• [Task details]: Please return each of the entries exactly, minus their pictures.

*** Opening Given entries ***

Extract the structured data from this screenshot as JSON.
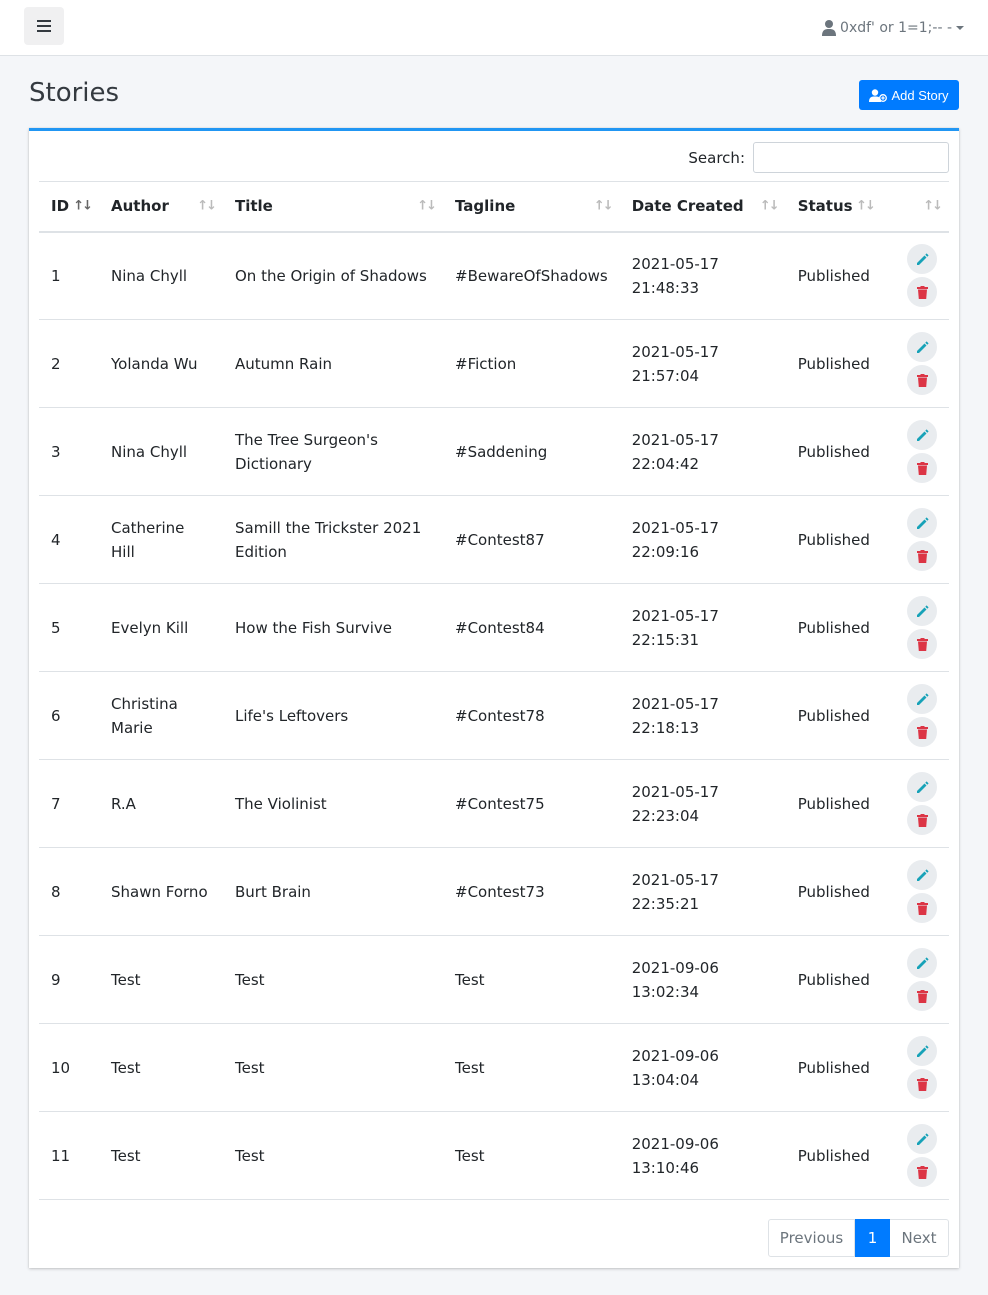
{
  "header": {
    "user_label": "0xdf' or 1=1;-- -"
  },
  "page": {
    "title": "Stories",
    "add_button": "Add Story",
    "search_label": "Search:",
    "search_value": ""
  },
  "table": {
    "columns": [
      "ID",
      "Author",
      "Title",
      "Tagline",
      "Date Created",
      "Status",
      ""
    ],
    "rows": [
      {
        "id": "1",
        "author": "Nina Chyll",
        "title": "On the Origin of Shadows",
        "tagline": "#BewareOfShadows",
        "date": "2021-05-17",
        "time": "21:48:33",
        "status": "Published"
      },
      {
        "id": "2",
        "author": "Yolanda Wu",
        "title": "Autumn Rain",
        "tagline": "#Fiction",
        "date": "2021-05-17",
        "time": "21:57:04",
        "status": "Published"
      },
      {
        "id": "3",
        "author": "Nina Chyll",
        "title": "The Tree Surgeon's Dictionary",
        "tagline": "#Saddening",
        "date": "2021-05-17",
        "time": "22:04:42",
        "status": "Published"
      },
      {
        "id": "4",
        "author": "Catherine Hill",
        "title": "Samill the Trickster 2021 Edition",
        "tagline": "#Contest87",
        "date": "2021-05-17",
        "time": "22:09:16",
        "status": "Published"
      },
      {
        "id": "5",
        "author": "Evelyn Kill",
        "title": "How the Fish Survive",
        "tagline": "#Contest84",
        "date": "2021-05-17",
        "time": "22:15:31",
        "status": "Published"
      },
      {
        "id": "6",
        "author": "Christina Marie",
        "title": "Life's Leftovers",
        "tagline": "#Contest78",
        "date": "2021-05-17",
        "time": "22:18:13",
        "status": "Published"
      },
      {
        "id": "7",
        "author": "R.A",
        "title": "The Violinist",
        "tagline": "#Contest75",
        "date": "2021-05-17",
        "time": "22:23:04",
        "status": "Published"
      },
      {
        "id": "8",
        "author": "Shawn Forno",
        "title": "Burt Brain",
        "tagline": "#Contest73",
        "date": "2021-05-17",
        "time": "22:35:21",
        "status": "Published"
      },
      {
        "id": "9",
        "author": "Test",
        "title": "Test",
        "tagline": "Test",
        "date": "2021-09-06",
        "time": "13:02:34",
        "status": "Published"
      },
      {
        "id": "10",
        "author": "Test",
        "title": "Test",
        "tagline": "Test",
        "date": "2021-09-06",
        "time": "13:04:04",
        "status": "Published"
      },
      {
        "id": "11",
        "author": "Test",
        "title": "Test",
        "tagline": "Test",
        "date": "2021-09-06",
        "time": "13:10:46",
        "status": "Published"
      }
    ]
  },
  "pagination": {
    "previous": "Previous",
    "current": "1",
    "next": "Next"
  },
  "colors": {
    "primary": "#007bff",
    "edit_icon": "#17a2b8",
    "delete_icon": "#dc3545",
    "card_accent": "#2196f3"
  },
  "icons": {
    "menu": "hamburger-icon",
    "user": "user-icon",
    "add": "user-plus-icon",
    "edit": "pencil-icon",
    "delete": "trash-icon"
  }
}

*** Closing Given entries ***

• [Answer to the exercise]:
Extract the structured data from this screenshot as JSON.
{
  "header": {
    "user_label": "0xdf' or 1=1;-- -"
  },
  "page": {
    "title": "Stories",
    "add_button": "Add Story",
    "search_label": "Search:",
    "search_value": ""
  },
  "table": {
    "columns": [
      "ID",
      "Author",
      "Title",
      "Tagline",
      "Date Created",
      "Status",
      ""
    ],
    "rows": [
      {
        "id": "1",
        "author": "Nina Chyll",
        "title": "On the Origin of Shadows",
        "tagline": "#BewareOfShadows",
        "date": "2021-05-17",
        "time": "21:48:33",
        "status": "Published"
      },
      {
        "id": "2",
        "author": "Yolanda Wu",
        "title": "Autumn Rain",
        "tagline": "#Fiction",
        "date": "2021-05-17",
        "time": "21:57:04",
        "status": "Published"
      },
      {
        "id": "3",
        "author": "Nina Chyll",
        "title": "The Tree Surgeon's Dictionary",
        "tagline": "#Saddening",
        "date": "2021-05-17",
        "time": "22:04:42",
        "status": "Published"
      },
      {
        "id": "4",
        "author": "Catherine Hill",
        "title": "Samill the Trickster 2021 Edition",
        "tagline": "#Contest87",
        "date": "2021-05-17",
        "time": "22:09:16",
        "status": "Published"
      },
      {
        "id": "5",
        "author": "Evelyn Kill",
        "title": "How the Fish Survive",
        "tagline": "#Contest84",
        "date": "2021-05-17",
        "time": "22:15:31",
        "status": "Published"
      },
      {
        "id": "6",
        "author": "Christina Marie",
        "title": "Life's Leftovers",
        "tagline": "#Contest78",
        "date": "2021-05-17",
        "time": "22:18:13",
        "status": "Published"
      },
      {
        "id": "7",
        "author": "R.A",
        "title": "The Violinist",
        "tagline": "#Contest75",
        "date": "2021-05-17",
        "time": "22:23:04",
        "status": "Published"
      },
      {
        "id": "8",
        "author": "Shawn Forno",
        "title": "Burt Brain",
        "tagline": "#Contest73",
        "date": "2021-05-17",
        "time": "22:35:21",
        "status": "Published"
      },
      {
        "id": "9",
        "author": "Test",
        "title": "Test",
        "tagline": "Test",
        "date": "2021-09-06",
        "time": "13:02:34",
        "status": "Published"
      },
      {
        "id": "10",
        "author": "Test",
        "title": "Test",
        "tagline": "Test",
        "date": "2021-09-06",
        "time": "13:04:04",
        "status": "Published"
      },
      {
        "id": "11",
        "author": "Test",
        "title": "Test",
        "tagline": "Test",
        "date": "2021-09-06",
        "time": "13:10:46",
        "status": "Published"
      }
    ]
  },
  "pagination": {
    "previous": "Previous",
    "current": "1",
    "next": "Next"
  },
  "colors": {
    "primary": "#007bff",
    "edit_icon": "#17a2b8",
    "delete_icon": "#dc3545",
    "card_accent": "#2196f3"
  },
  "icons": {
    "menu": "hamburger-icon",
    "user": "user-icon",
    "add": "user-plus-icon",
    "edit": "pencil-icon",
    "delete": "trash-icon"
  }
}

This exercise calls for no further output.